■ Prompt: Give the records again exactly, with every character kept.

■ Dataset records:
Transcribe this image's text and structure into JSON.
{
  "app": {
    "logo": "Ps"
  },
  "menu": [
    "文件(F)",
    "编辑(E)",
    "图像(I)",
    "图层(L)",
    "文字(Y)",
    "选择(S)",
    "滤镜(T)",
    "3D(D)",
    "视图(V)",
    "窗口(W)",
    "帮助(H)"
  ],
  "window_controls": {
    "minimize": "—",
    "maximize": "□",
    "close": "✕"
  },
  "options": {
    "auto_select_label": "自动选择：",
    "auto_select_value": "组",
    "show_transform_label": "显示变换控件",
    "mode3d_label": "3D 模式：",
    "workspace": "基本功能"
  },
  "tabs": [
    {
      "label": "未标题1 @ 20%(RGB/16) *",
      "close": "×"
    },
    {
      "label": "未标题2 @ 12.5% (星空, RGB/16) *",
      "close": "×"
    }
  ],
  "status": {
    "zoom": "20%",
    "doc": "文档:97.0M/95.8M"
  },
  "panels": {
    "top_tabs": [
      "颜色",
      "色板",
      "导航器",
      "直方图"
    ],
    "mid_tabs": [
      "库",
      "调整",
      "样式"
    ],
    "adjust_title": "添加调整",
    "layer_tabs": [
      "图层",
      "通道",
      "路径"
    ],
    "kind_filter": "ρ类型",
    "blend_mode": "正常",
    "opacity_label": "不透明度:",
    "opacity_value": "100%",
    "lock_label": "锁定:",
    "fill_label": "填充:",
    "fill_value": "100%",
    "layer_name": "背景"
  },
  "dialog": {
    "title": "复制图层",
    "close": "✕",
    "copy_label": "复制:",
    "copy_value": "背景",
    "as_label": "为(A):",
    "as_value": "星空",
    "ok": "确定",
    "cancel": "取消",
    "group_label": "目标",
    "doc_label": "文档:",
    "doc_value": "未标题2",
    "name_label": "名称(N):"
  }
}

■ Solution:
Transcribe this image's text and structure into JSON.
{
  "app": {
    "logo": "Ps"
  },
  "menu": [
    "文件(F)",
    "编辑(E)",
    "图像(I)",
    "图层(L)",
    "文字(Y)",
    "选择(S)",
    "滤镜(T)",
    "3D(D)",
    "视图(V)",
    "窗口(W)",
    "帮助(H)"
  ],
  "window_controls": {
    "minimize": "—",
    "maximize": "□",
    "close": "✕"
  },
  "options": {
    "auto_select_label": "自动选择：",
    "auto_select_value": "组",
    "show_transform_label": "显示变换控件",
    "mode3d_label": "3D 模式：",
    "workspace": "基本功能"
  },
  "tabs": [
    {
      "label": "未标题1 @ 20%(RGB/16) *",
      "close": "×"
    },
    {
      "label": "未标题2 @ 12.5% (星空, RGB/16) *",
      "close": "×"
    }
  ],
  "status": {
    "zoom": "20%",
    "doc": "文档:97.0M/95.8M"
  },
  "panels": {
    "top_tabs": [
      "颜色",
      "色板",
      "导航器",
      "直方图"
    ],
    "mid_tabs": [
      "库",
      "调整",
      "样式"
    ],
    "adjust_title": "添加调整",
    "layer_tabs": [
      "图层",
      "通道",
      "路径"
    ],
    "kind_filter": "ρ类型",
    "blend_mode": "正常",
    "opacity_label": "不透明度:",
    "opacity_value": "100%",
    "lock_label": "锁定:",
    "fill_label": "填充:",
    "fill_value": "100%",
    "layer_name": "背景"
  },
  "dialog": {
    "title": "复制图层",
    "close": "✕",
    "copy_label": "复制:",
    "copy_value": "背景",
    "as_label": "为(A):",
    "as_value": "星空",
    "ok": "确定",
    "cancel": "取消",
    "group_label": "目标",
    "doc_label": "文档:",
    "doc_value": "未标题2",
    "name_label": "名称(N):"
  }
}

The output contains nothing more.